Input:
_____

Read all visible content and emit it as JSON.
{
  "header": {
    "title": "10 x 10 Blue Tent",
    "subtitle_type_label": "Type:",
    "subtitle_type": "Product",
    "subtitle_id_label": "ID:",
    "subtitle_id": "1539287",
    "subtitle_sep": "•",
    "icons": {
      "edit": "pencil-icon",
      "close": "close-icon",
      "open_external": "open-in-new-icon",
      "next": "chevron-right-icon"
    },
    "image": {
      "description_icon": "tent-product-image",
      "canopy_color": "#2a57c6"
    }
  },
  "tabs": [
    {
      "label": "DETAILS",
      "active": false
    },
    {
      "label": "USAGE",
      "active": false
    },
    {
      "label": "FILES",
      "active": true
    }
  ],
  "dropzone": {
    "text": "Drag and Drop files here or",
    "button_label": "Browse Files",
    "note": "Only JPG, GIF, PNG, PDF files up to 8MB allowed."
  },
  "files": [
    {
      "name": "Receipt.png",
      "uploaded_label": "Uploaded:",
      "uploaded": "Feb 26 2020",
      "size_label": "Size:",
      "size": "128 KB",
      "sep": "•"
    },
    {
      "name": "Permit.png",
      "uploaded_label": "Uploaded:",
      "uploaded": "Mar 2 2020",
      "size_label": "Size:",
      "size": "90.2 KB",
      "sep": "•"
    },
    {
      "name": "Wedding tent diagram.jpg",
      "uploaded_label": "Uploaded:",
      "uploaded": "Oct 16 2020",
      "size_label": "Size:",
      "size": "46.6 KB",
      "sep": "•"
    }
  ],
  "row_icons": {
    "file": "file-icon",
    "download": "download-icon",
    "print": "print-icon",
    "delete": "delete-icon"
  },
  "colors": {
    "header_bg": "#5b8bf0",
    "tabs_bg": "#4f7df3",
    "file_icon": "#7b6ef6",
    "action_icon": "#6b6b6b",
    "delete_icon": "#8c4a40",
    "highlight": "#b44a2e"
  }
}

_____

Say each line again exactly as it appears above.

Read all visible content and emit it as JSON.
{
  "header": {
    "title": "10 x 10 Blue Tent",
    "subtitle_type_label": "Type:",
    "subtitle_type": "Product",
    "subtitle_id_label": "ID:",
    "subtitle_id": "1539287",
    "subtitle_sep": "•",
    "icons": {
      "edit": "pencil-icon",
      "close": "close-icon",
      "open_external": "open-in-new-icon",
      "next": "chevron-right-icon"
    },
    "image": {
      "description_icon": "tent-product-image",
      "canopy_color": "#2a57c6"
    }
  },
  "tabs": [
    {
      "label": "DETAILS",
      "active": false
    },
    {
      "label": "USAGE",
      "active": false
    },
    {
      "label": "FILES",
      "active": true
    }
  ],
  "dropzone": {
    "text": "Drag and Drop files here or",
    "button_label": "Browse Files",
    "note": "Only JPG, GIF, PNG, PDF files up to 8MB allowed."
  },
  "files": [
    {
      "name": "Receipt.png",
      "uploaded_label": "Uploaded:",
      "uploaded": "Feb 26 2020",
      "size_label": "Size:",
      "size": "128 KB",
      "sep": "•"
    },
    {
      "name": "Permit.png",
      "uploaded_label": "Uploaded:",
      "uploaded": "Mar 2 2020",
      "size_label": "Size:",
      "size": "90.2 KB",
      "sep": "•"
    },
    {
      "name": "Wedding tent diagram.jpg",
      "uploaded_label": "Uploaded:",
      "uploaded": "Oct 16 2020",
      "size_label": "Size:",
      "size": "46.6 KB",
      "sep": "•"
    }
  ],
  "row_icons": {
    "file": "file-icon",
    "download": "download-icon",
    "print": "print-icon",
    "delete": "delete-icon"
  },
  "colors": {
    "header_bg": "#5b8bf0",
    "tabs_bg": "#4f7df3",
    "file_icon": "#7b6ef6",
    "action_icon": "#6b6b6b",
    "delete_icon": "#8c4a40",
    "highlight": "#b44a2e"
  }
}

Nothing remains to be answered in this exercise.